• _ACTION ITEM_: Scan the listing beneath this sentence. Report each line with the word "YouTube".
____ DATA RECORDS
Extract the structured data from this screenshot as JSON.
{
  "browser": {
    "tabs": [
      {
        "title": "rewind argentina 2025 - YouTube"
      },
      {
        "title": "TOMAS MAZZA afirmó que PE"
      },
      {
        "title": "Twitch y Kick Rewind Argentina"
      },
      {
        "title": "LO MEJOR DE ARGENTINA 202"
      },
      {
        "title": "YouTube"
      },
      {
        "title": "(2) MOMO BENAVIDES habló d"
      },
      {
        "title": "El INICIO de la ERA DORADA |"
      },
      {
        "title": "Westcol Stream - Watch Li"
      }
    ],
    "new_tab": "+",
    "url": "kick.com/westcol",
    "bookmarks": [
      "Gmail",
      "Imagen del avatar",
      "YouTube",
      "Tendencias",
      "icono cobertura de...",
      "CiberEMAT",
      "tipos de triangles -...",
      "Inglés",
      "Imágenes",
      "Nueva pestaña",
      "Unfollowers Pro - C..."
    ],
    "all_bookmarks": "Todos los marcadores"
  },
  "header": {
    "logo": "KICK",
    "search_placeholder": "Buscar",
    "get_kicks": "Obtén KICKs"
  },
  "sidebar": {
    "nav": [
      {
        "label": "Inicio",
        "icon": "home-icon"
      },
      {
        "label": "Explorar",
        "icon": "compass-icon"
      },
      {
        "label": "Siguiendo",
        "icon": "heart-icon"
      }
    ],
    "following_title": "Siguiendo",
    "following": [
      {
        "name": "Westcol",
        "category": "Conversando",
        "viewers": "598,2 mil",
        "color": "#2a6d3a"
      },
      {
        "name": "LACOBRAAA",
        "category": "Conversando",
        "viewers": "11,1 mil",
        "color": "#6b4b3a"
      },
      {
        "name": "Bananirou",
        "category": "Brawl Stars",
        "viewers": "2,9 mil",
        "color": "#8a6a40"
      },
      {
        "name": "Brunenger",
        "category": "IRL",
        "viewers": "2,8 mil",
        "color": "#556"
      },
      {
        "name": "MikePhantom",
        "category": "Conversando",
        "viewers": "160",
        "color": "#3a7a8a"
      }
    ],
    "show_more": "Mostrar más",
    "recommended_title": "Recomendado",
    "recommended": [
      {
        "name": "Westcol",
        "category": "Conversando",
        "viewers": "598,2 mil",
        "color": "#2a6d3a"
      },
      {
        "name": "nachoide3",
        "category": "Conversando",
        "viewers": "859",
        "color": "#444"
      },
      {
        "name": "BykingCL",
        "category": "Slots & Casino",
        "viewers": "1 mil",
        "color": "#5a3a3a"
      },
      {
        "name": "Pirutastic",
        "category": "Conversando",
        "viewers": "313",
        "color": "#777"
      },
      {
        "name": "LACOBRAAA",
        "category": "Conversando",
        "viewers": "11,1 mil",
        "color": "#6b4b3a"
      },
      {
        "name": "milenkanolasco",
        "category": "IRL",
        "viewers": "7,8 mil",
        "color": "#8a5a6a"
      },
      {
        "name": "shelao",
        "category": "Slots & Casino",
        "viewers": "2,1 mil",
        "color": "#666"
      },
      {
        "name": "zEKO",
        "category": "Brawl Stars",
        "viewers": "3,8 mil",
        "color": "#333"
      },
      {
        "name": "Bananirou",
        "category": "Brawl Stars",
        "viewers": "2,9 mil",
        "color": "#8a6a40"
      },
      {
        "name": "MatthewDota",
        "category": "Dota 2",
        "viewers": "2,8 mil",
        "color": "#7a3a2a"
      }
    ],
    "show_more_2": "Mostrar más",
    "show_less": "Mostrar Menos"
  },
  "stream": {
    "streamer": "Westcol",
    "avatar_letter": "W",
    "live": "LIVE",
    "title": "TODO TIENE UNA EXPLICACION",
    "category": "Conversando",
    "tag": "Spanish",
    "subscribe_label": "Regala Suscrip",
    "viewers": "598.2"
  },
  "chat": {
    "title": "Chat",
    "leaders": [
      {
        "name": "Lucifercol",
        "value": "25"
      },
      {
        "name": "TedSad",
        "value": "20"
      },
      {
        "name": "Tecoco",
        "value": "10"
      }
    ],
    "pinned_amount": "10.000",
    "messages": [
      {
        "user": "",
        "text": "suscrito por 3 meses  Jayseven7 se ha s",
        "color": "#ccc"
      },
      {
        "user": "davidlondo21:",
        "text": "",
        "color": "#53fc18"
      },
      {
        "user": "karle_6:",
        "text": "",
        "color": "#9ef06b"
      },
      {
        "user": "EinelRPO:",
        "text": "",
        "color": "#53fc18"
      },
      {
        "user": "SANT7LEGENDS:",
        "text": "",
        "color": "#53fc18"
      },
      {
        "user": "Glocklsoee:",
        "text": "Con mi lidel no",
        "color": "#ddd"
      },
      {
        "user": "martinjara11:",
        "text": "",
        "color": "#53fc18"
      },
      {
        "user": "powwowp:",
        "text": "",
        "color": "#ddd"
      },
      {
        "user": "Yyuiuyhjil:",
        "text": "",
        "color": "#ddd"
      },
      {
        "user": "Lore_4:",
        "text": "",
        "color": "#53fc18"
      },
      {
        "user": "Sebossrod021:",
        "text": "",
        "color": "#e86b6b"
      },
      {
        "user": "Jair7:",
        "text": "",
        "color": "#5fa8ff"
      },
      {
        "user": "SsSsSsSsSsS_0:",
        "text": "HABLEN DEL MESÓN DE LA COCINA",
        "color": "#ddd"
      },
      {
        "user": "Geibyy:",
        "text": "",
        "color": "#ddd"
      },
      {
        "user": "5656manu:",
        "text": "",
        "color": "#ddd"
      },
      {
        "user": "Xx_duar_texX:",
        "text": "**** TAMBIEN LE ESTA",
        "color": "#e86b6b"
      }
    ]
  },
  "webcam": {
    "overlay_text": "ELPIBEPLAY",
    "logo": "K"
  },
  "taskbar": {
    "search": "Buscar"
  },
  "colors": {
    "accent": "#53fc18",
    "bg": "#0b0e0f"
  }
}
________
• _EXERCISE SOLUTION_:
        "title": "rewind argentina 2025 - YouTube"
        "title": "YouTube"
      "YouTube",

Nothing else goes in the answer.